## Paper: On the deduction rule and the number of proof lines (at LICS 1991)

Authors:**Maria Luisa Bonet Bonet Samuel R. Buss**

### Abstract

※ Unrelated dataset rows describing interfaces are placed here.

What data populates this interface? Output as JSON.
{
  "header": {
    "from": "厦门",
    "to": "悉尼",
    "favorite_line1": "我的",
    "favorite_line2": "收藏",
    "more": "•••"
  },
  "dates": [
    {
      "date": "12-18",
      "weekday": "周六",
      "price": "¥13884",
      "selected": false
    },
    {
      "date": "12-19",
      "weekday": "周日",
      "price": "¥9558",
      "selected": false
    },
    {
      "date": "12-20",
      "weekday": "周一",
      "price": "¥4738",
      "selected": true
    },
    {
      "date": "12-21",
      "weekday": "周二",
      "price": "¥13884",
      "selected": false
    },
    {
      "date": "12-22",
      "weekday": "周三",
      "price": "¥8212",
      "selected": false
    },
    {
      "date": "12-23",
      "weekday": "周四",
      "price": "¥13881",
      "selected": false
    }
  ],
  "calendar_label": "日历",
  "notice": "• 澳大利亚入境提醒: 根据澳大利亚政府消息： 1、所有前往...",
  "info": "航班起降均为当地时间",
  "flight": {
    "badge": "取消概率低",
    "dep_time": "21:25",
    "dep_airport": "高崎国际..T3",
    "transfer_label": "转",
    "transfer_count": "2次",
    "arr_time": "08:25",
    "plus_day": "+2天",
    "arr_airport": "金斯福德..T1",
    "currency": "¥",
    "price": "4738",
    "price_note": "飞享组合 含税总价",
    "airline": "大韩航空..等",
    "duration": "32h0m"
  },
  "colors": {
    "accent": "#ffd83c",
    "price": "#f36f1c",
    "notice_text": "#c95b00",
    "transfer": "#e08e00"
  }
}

Proof systems for propositional logic called simple deduction Frege systems, general deduction Frege systems, and nested deduction Frege systems, which augment Frege systems with variants of the deduction rule, are introduced. Upper bounds are given on the lengths of proofs in these systems compared to lengths in Frege proof systems. As an application, a near-linear simulation of the propositional Gentzen sequent calculus by Frege proofs is presented. It is shown that a general deduction Frege proof system provides at most quadratic speedup over Frege proof systems. A nested deduction Frege proof system provides at most quadratic speedup over Frege proof systems. A nested deduction Frege proof system provides at most a nearly linear speedup over Frege systems where by `nearly linear' is meant that the ratio of proof lengths is O(α(n)), where α is the inverse Ackermann function. A nested deduction Frege system can linearly simulate the propositional sequent calculus, and hence a Frege proof system can simulate the propositional sequent calculus with proof lengths bounded by O(nα(n)). As a technical tool, the serial transitive closure problem is introduced. Given a directed graph and a list of closure edges in the transitive closure of the graph, the problem is to derive all the closure edges. A nearly linear bound is given on the number of steps in such a derivation when the graph is treelike

### BibTeX

@InProceedings{BonetBuss-Onthedeductionrulea, author = {Maria Luisa Bonet Bonet and Samuel R. Buss}, title = {On the deduction rule and the number of proof lines}, booktitle = {Proceedings of the Sixth Annual IEEE Symp. on Logic in Computer Science, {LICS} 1991}, year = 1991, editor = {Giles Kahn}, month = {July}, pages = {286--297}, location = {Amsterdam, The Netherlands}, publisher = {IEEE Computer Society Press} }